With regard to the ceramics option, “just ignore the weird looks at pottery class,” quips Mark Bradbury, a manager at BC Smoke Shop in Victoria.
Water bongs are easily accessible at local pot shops or readily available online. But if shopping in person or shopping and waiting hold little appeal, industrious types can try their hands at making their own.
There are plenty of ways and materials for someone looking to make a water bong, but Mark Wojcicki, owner of Edmonton-based Smoky Mountain Head Shop, recommends constructing a gravity bong.
While the device is in operation, “you will hear the bong bubble as the smoke travels from the lit weed through the downstem and through the water.” The water is cooling and filtering the smoke, creating a smoother toke.
“The material won’t affect your high,” says Wojcicki, “but it can affect the taste.” While glass does not affect taste, he points out that users do risk breaking the bong if it is dropped.
An online search of how bong parts fit together offers the following basic explanation: the bowl holds the cannabis, which is then filtered through the carb (in essence, a hole or opening); the smoke makes its way through the carb from the downstem, a tube with one end submerged in water; and the base holds the water.
To get a water bong going, a person will need a water chamber (such as a bucket), a bowl with a downstem (allows smoke to pass through to the water chamber; easier to buy than make) and a smoke chamber (a plastic bottle with the bottom removed, or a pipe). Wojcicki offers this caution: remember that plastic can melt if heated too much, and can produce toxic fumes.
Once the bowl is full, light the cannabis while inhaling from the mouthpiece. “The smoke will be drawn through the inner tube, filtered through the water and then travel up the mouthpiece,” she says. Then, inhale the smoke and enjoy.
For the smoke chamber, a smaller diameter piece fits the bill. “[It] allows for an airtight seal when you press your mouth against it to inhale,” Wojcicki explains.

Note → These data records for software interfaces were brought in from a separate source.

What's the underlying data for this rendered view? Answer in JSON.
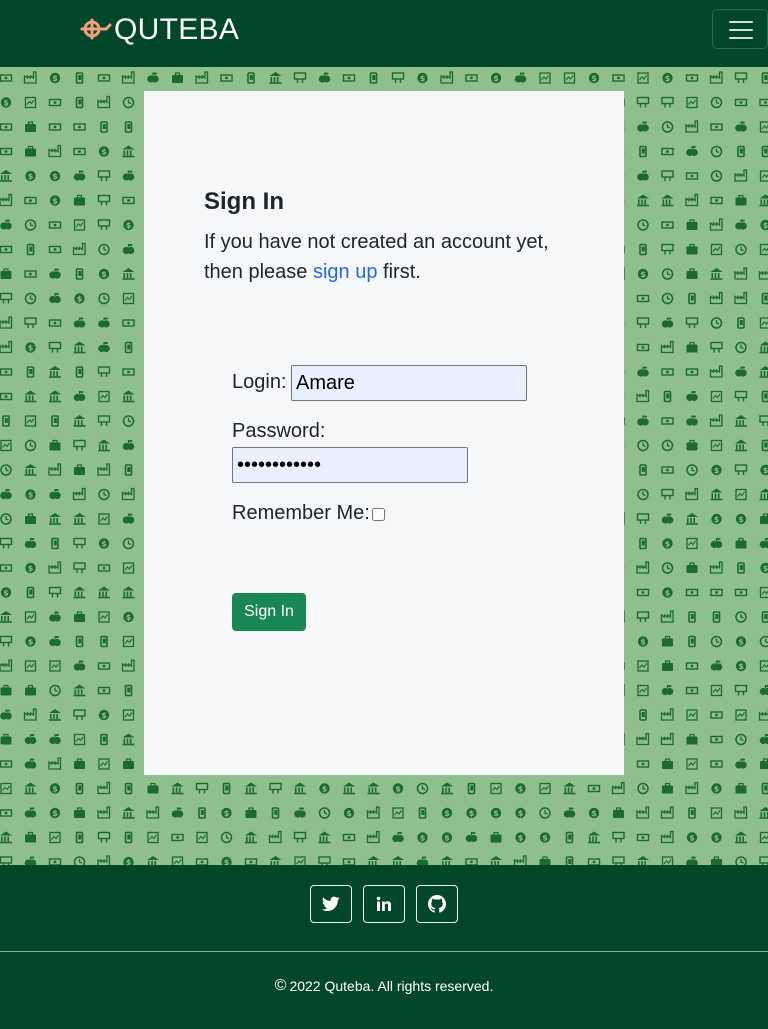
{
  "navbar": {
    "brand": "QUTEBA",
    "logo_icon": "quteba-logo-icon",
    "toggler_icon": "hamburger-menu-icon"
  },
  "background": {
    "pattern_icons": [
      "apple-icon",
      "dollar-coin-icon",
      "mobile-phone-icon",
      "clock-icon",
      "cash-icon",
      "factory-icon",
      "billboard-icon",
      "bank-icon",
      "briefcase-icon",
      "chart-icon"
    ]
  },
  "signin": {
    "title": "Sign In",
    "intro_before_link": "If you have not created an account yet, then please ",
    "link_text": "sign up",
    "intro_after_link": " first.",
    "login_label": "Login:",
    "login_value": "Amare",
    "password_label": "Password:",
    "password_value": "••••••••••••",
    "remember_label": "Remember Me:",
    "remember_checked": false,
    "submit_label": "Sign In"
  },
  "footer": {
    "social": [
      {
        "name": "twitter-icon"
      },
      {
        "name": "linkedin-icon"
      },
      {
        "name": "github-icon"
      }
    ],
    "copyright_symbol": "©",
    "copyright": "2022 Quteba. All rights reserved."
  },
  "colors": {
    "primary_dark": "#03472a",
    "pattern_background": "#8fbf8d",
    "pattern_icon": "#1d6b2b",
    "button_green": "#198754",
    "link_blue": "#2469d6",
    "logo_orange": "#f2a07b"
  }
}
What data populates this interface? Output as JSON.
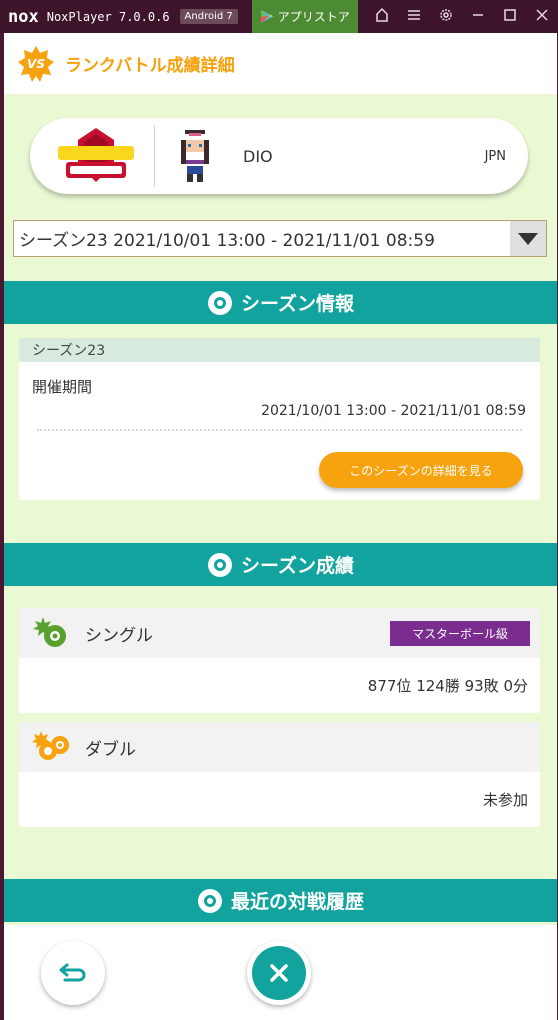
{
  "titlebar": {
    "logo": "nox",
    "version": "NoxPlayer 7.0.0.6",
    "android_badge": "Android 7",
    "appstore_label": "アプリストア",
    "icons": [
      "home-icon",
      "menu-icon",
      "gear-icon",
      "minimize-icon",
      "maximize-icon",
      "close-icon"
    ]
  },
  "header": {
    "badge": "VS",
    "title": "ランクバトル成績詳細"
  },
  "player": {
    "name": "DIO",
    "region": "JPN"
  },
  "season_select": {
    "selected": "シーズン23 2021/10/01 13:00 - 2021/11/01 08:59"
  },
  "season_info": {
    "section_title": "シーズン情報",
    "season_name": "シーズン23",
    "period_label": "開催期間",
    "period_value": "2021/10/01 13:00 - 2021/11/01 08:59",
    "detail_button": "このシーズンの詳細を見る"
  },
  "season_results": {
    "section_title": "シーズン成績",
    "single": {
      "label": "シングル",
      "rank": "マスターボール級",
      "value": "877位 124勝 93敗 0分"
    },
    "double": {
      "label": "ダブル",
      "value": "未参加"
    }
  },
  "recent": {
    "section_title": "最近の対戦履歴"
  },
  "colors": {
    "teal": "#12a39e",
    "orange": "#f7a20f",
    "purple": "#7b2d8f",
    "background": "#eaf9d4"
  }
}
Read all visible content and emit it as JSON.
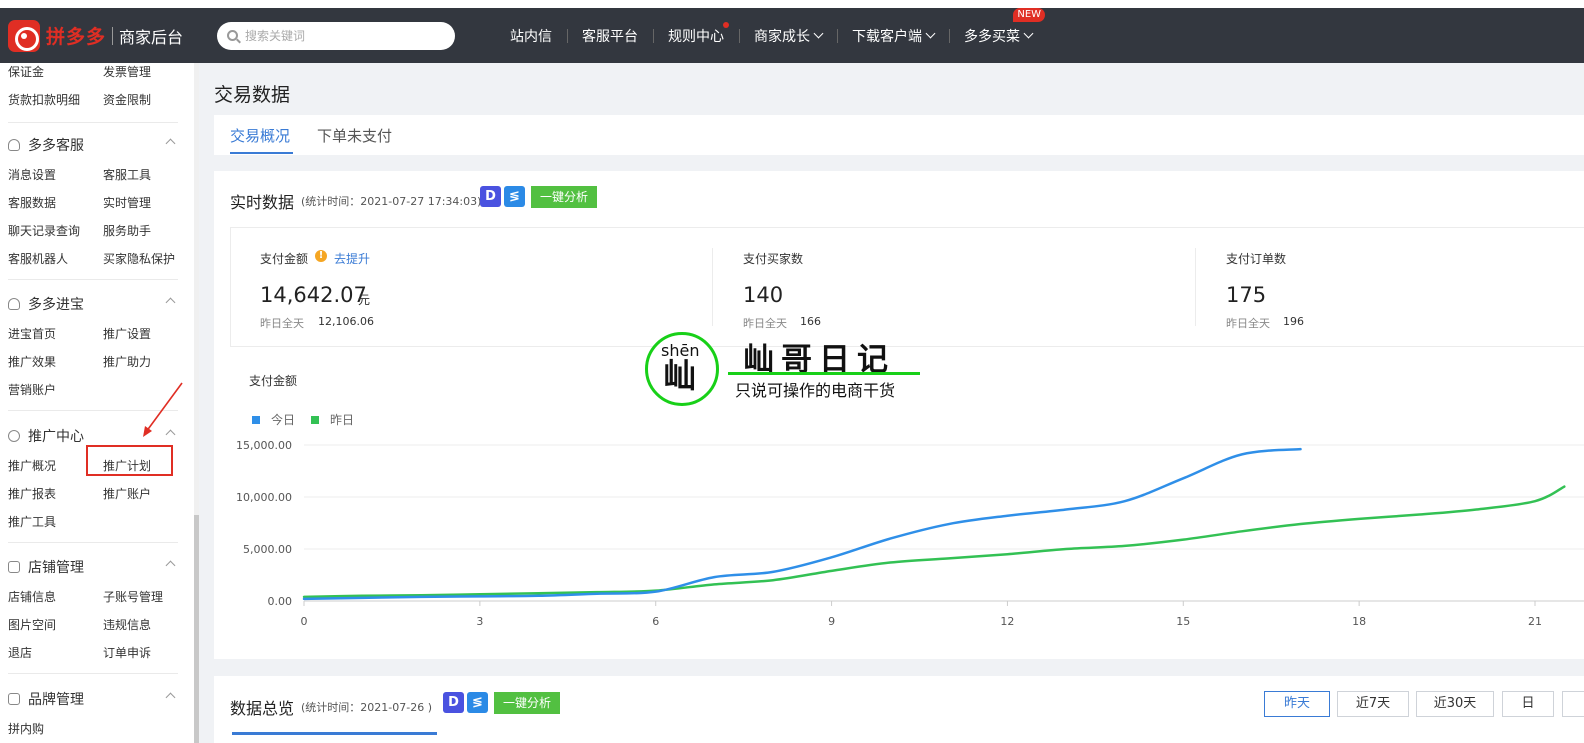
{
  "header": {
    "logo_text": "拼多多",
    "logo_sub": "商家后台",
    "search_placeholder": "搜索关键词",
    "nav": [
      {
        "label": "站内信"
      },
      {
        "label": "客服平台"
      },
      {
        "label": "规则中心"
      },
      {
        "label": "商家成长"
      },
      {
        "label": "下载客户端"
      },
      {
        "label": "多多买菜"
      }
    ],
    "new_badge": "NEW"
  },
  "sidebar": {
    "top_items": [
      "保证金",
      "发票管理",
      "货款扣款明细",
      "资金限制"
    ],
    "groups": [
      {
        "title": "多多客服",
        "items": [
          "消息设置",
          "客服工具",
          "客服数据",
          "实时管理",
          "聊天记录查询",
          "服务助手",
          "客服机器人",
          "买家隐私保护"
        ]
      },
      {
        "title": "多多进宝",
        "items": [
          "进宝首页",
          "推广设置",
          "推广效果",
          "推广助力",
          "营销账户"
        ]
      },
      {
        "title": "推广中心",
        "items": [
          "推广概况",
          "推广计划",
          "推广报表",
          "推广账户",
          "推广工具"
        ]
      },
      {
        "title": "店铺管理",
        "items": [
          "店铺信息",
          "子账号管理",
          "图片空间",
          "违规信息",
          "退店",
          "订单申诉"
        ]
      },
      {
        "title": "品牌管理",
        "items": [
          "拼内购"
        ]
      }
    ]
  },
  "page": {
    "title": "交易数据",
    "tabs": [
      "交易概况",
      "下单未支付"
    ]
  },
  "realtime": {
    "title": "实时数据",
    "time": "(统计时间：2021-07-27 17:34:03)",
    "analyze_label": "一键分析",
    "kpis": [
      {
        "label": "支付金额",
        "link": "去提升",
        "value": "14,642.07",
        "unit": "元",
        "sub_label": "昨日全天",
        "sub_value": "12,106.06"
      },
      {
        "label": "支付买家数",
        "value": "140",
        "sub_label": "昨日全天",
        "sub_value": "166"
      },
      {
        "label": "支付订单数",
        "value": "175",
        "sub_label": "昨日全天",
        "sub_value": "196"
      }
    ],
    "chart_title": "支付金额"
  },
  "overview": {
    "title": "数据总览",
    "time": "(统计时间：2021-07-26 )",
    "analyze_label": "一键分析",
    "ranges": [
      "昨天",
      "近7天",
      "近30天",
      "日"
    ]
  },
  "watermark": {
    "pinyin": "shēn",
    "char": "屾",
    "title": "屾哥日记",
    "subtitle": "只说可操作的电商干货"
  },
  "colors": {
    "today": "#2f8fe8",
    "yesterday": "#33c154",
    "accent": "#3a7bd5"
  },
  "chart_data": {
    "type": "line",
    "x_ticks": [
      "0",
      "3",
      "6",
      "9",
      "12",
      "15",
      "18",
      "21"
    ],
    "y_ticks": [
      "0.00",
      "5,000.00",
      "10,000.00",
      "15,000.00"
    ],
    "ylim": [
      0,
      15000
    ],
    "xlim": [
      0,
      21.5
    ],
    "legend": [
      "今日",
      "昨日"
    ],
    "series": [
      {
        "name": "今日",
        "color": "#2f8fe8",
        "x": [
          0,
          1,
          2,
          3,
          4,
          5,
          6,
          7,
          8,
          9,
          10,
          11,
          12,
          13,
          14,
          15,
          16,
          17
        ],
        "values": [
          200,
          300,
          400,
          450,
          500,
          700,
          900,
          2300,
          2800,
          4200,
          6000,
          7400,
          8200,
          8800,
          9600,
          11800,
          14100,
          14600
        ]
      },
      {
        "name": "昨日",
        "color": "#33c154",
        "x": [
          0,
          1,
          2,
          3,
          4,
          5,
          6,
          7,
          8,
          9,
          10,
          11,
          12,
          13,
          14,
          15,
          16,
          17,
          18,
          19,
          20,
          21,
          21.5
        ],
        "values": [
          400,
          500,
          550,
          650,
          750,
          850,
          1000,
          1600,
          2000,
          2900,
          3700,
          4100,
          4500,
          5000,
          5300,
          5900,
          6700,
          7400,
          7900,
          8300,
          8800,
          9600,
          11000
        ]
      }
    ]
  }
}
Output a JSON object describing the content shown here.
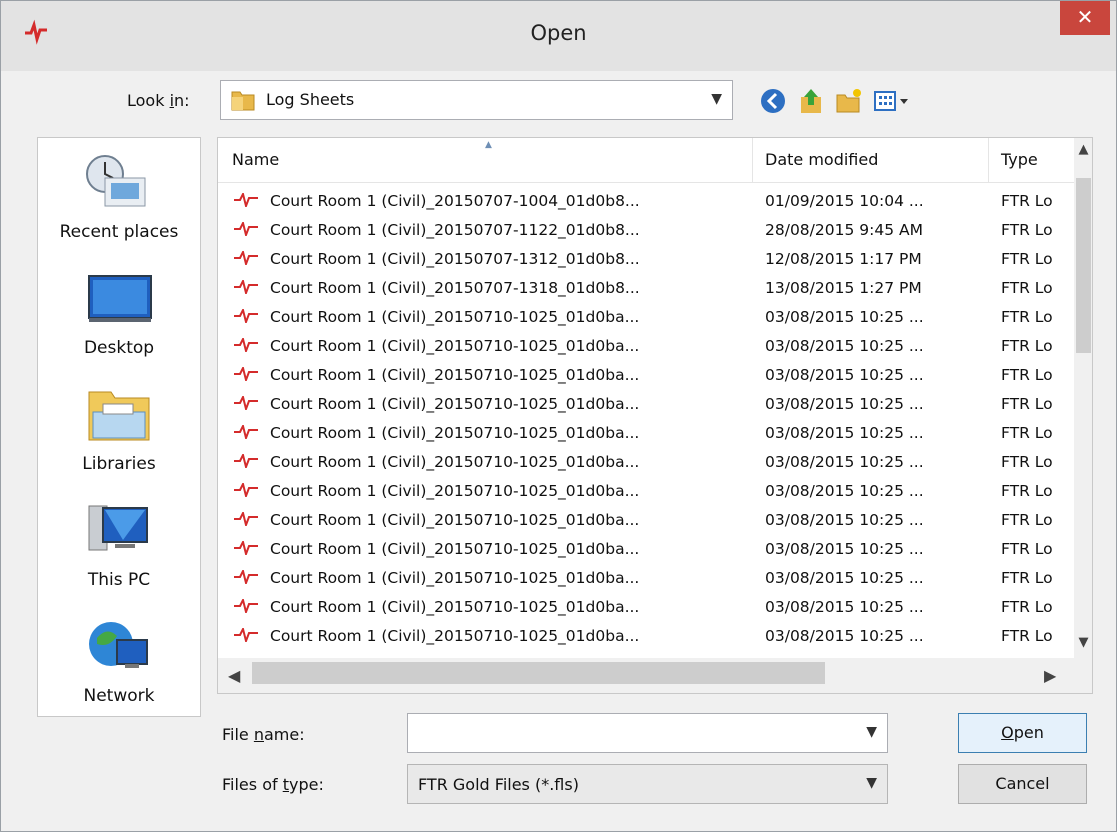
{
  "window": {
    "title": "Open",
    "close_label": "✕"
  },
  "look_in": {
    "label_pre": "Look ",
    "label_accel": "i",
    "label_post": "n:",
    "value": "Log Sheets"
  },
  "toolbar": {
    "back_icon": "back-arrow-icon",
    "up_icon": "up-folder-icon",
    "new_folder_icon": "new-folder-icon",
    "view_icon": "view-menu-icon"
  },
  "places": [
    {
      "label": "Recent places",
      "icon": "recent-places-icon"
    },
    {
      "label": "Desktop",
      "icon": "desktop-icon"
    },
    {
      "label": "Libraries",
      "icon": "libraries-icon"
    },
    {
      "label": "This PC",
      "icon": "this-pc-icon"
    },
    {
      "label": "Network",
      "icon": "network-icon"
    }
  ],
  "columns": {
    "name": "Name",
    "date": "Date modified",
    "type": "Type"
  },
  "files": [
    {
      "name": "Court Room 1 (Civil)_20150707-1004_01d0b8...",
      "date": "01/09/2015 10:04 ...",
      "type": "FTR Lo"
    },
    {
      "name": "Court Room 1 (Civil)_20150707-1122_01d0b8...",
      "date": "28/08/2015 9:45 AM",
      "type": "FTR Lo"
    },
    {
      "name": "Court Room 1 (Civil)_20150707-1312_01d0b8...",
      "date": "12/08/2015 1:17 PM",
      "type": "FTR Lo"
    },
    {
      "name": "Court Room 1 (Civil)_20150707-1318_01d0b8...",
      "date": "13/08/2015 1:27 PM",
      "type": "FTR Lo"
    },
    {
      "name": "Court Room 1 (Civil)_20150710-1025_01d0ba...",
      "date": "03/08/2015 10:25 ...",
      "type": "FTR Lo"
    },
    {
      "name": "Court Room 1 (Civil)_20150710-1025_01d0ba...",
      "date": "03/08/2015 10:25 ...",
      "type": "FTR Lo"
    },
    {
      "name": "Court Room 1 (Civil)_20150710-1025_01d0ba...",
      "date": "03/08/2015 10:25 ...",
      "type": "FTR Lo"
    },
    {
      "name": "Court Room 1 (Civil)_20150710-1025_01d0ba...",
      "date": "03/08/2015 10:25 ...",
      "type": "FTR Lo"
    },
    {
      "name": "Court Room 1 (Civil)_20150710-1025_01d0ba...",
      "date": "03/08/2015 10:25 ...",
      "type": "FTR Lo"
    },
    {
      "name": "Court Room 1 (Civil)_20150710-1025_01d0ba...",
      "date": "03/08/2015 10:25 ...",
      "type": "FTR Lo"
    },
    {
      "name": "Court Room 1 (Civil)_20150710-1025_01d0ba...",
      "date": "03/08/2015 10:25 ...",
      "type": "FTR Lo"
    },
    {
      "name": "Court Room 1 (Civil)_20150710-1025_01d0ba...",
      "date": "03/08/2015 10:25 ...",
      "type": "FTR Lo"
    },
    {
      "name": "Court Room 1 (Civil)_20150710-1025_01d0ba...",
      "date": "03/08/2015 10:25 ...",
      "type": "FTR Lo"
    },
    {
      "name": "Court Room 1 (Civil)_20150710-1025_01d0ba...",
      "date": "03/08/2015 10:25 ...",
      "type": "FTR Lo"
    },
    {
      "name": "Court Room 1 (Civil)_20150710-1025_01d0ba...",
      "date": "03/08/2015 10:25 ...",
      "type": "FTR Lo"
    },
    {
      "name": "Court Room 1 (Civil)_20150710-1025_01d0ba...",
      "date": "03/08/2015 10:25 ...",
      "type": "FTR Lo"
    }
  ],
  "file_name": {
    "label_pre": "File ",
    "label_accel": "n",
    "label_post": "ame:",
    "value": ""
  },
  "file_type": {
    "label_pre": "Files of ",
    "label_accel": "t",
    "label_post": "ype:",
    "value": "FTR Gold Files (*.fls)"
  },
  "buttons": {
    "open_accel": "O",
    "open_rest": "pen",
    "cancel": "Cancel"
  },
  "colors": {
    "close_button": "#c9463d",
    "app_icon": "#d42b2b",
    "folder": "#e8b84a",
    "selection_border": "#3c7fb1"
  }
}
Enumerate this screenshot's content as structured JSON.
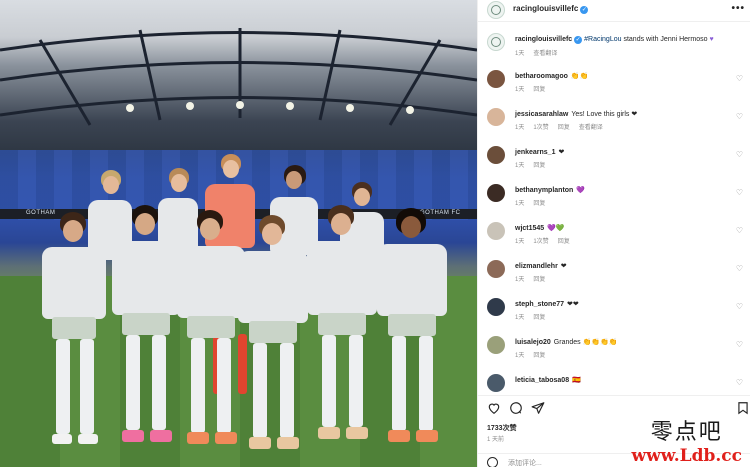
{
  "photo": {
    "stand_text_left": "GOTHAM",
    "stand_text_right": "GOTHAM FC"
  },
  "post": {
    "username": "racinglouisvillefc",
    "caption": {
      "username": "racinglouisvillefc",
      "hashtag": "#RacingLou",
      "text": " stands with Jenni Hermoso ",
      "time": "1天",
      "translate": "查看翻译"
    },
    "comments": [
      {
        "user": "betharoomagoo",
        "text": "👏👏",
        "time": "1天",
        "likes": "",
        "reply": "回复",
        "translate": ""
      },
      {
        "user": "jessicasarahlaw",
        "text": "Yes! Love this girls ❤",
        "time": "1天",
        "likes": "1次赞",
        "reply": "回复",
        "translate": "查看翻译"
      },
      {
        "user": "jenkearns_1",
        "text": "❤",
        "time": "1天",
        "likes": "",
        "reply": "回复",
        "translate": ""
      },
      {
        "user": "bethanymplanton",
        "text": "💜",
        "time": "1天",
        "likes": "",
        "reply": "回复",
        "translate": ""
      },
      {
        "user": "wjct1545",
        "text": "💜💚",
        "time": "1天",
        "likes": "1次赞",
        "reply": "回复",
        "translate": ""
      },
      {
        "user": "elizmandlehr",
        "text": "❤",
        "time": "1天",
        "likes": "",
        "reply": "回复",
        "translate": ""
      },
      {
        "user": "steph_stone77",
        "text": "❤❤",
        "time": "1天",
        "likes": "",
        "reply": "回复",
        "translate": ""
      },
      {
        "user": "luisalejo20",
        "text": "Grandes 👏👏👏👏",
        "time": "1天",
        "likes": "",
        "reply": "回复",
        "translate": ""
      },
      {
        "user": "leticia_tabosa08",
        "text": "🇪🇸",
        "time": "",
        "likes": "",
        "reply": "",
        "translate": ""
      }
    ],
    "likes": "1733次赞",
    "posted": "1 天前",
    "add_comment_placeholder": "添加评论..."
  },
  "watermark": {
    "chinese": "零点吧",
    "url": "www.Ldb.cc"
  },
  "colors": {
    "verified": "#3897f0",
    "link": "#00376b",
    "meta_gray": "#8e8e8e",
    "watermark_red": "#e0201b"
  }
}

Bradbury suggests that getting a nice downstem with a bowl—again, purchasing the latter may be the best bet—can run you upwards of $30, and the other costs (bottles, bowls, etc.) could add up to anywhere from $10 to $30 apiece if you don’t have the materials at home already.
Home-made or store-bought, bongs have been reported to produce a smoother, cleaner high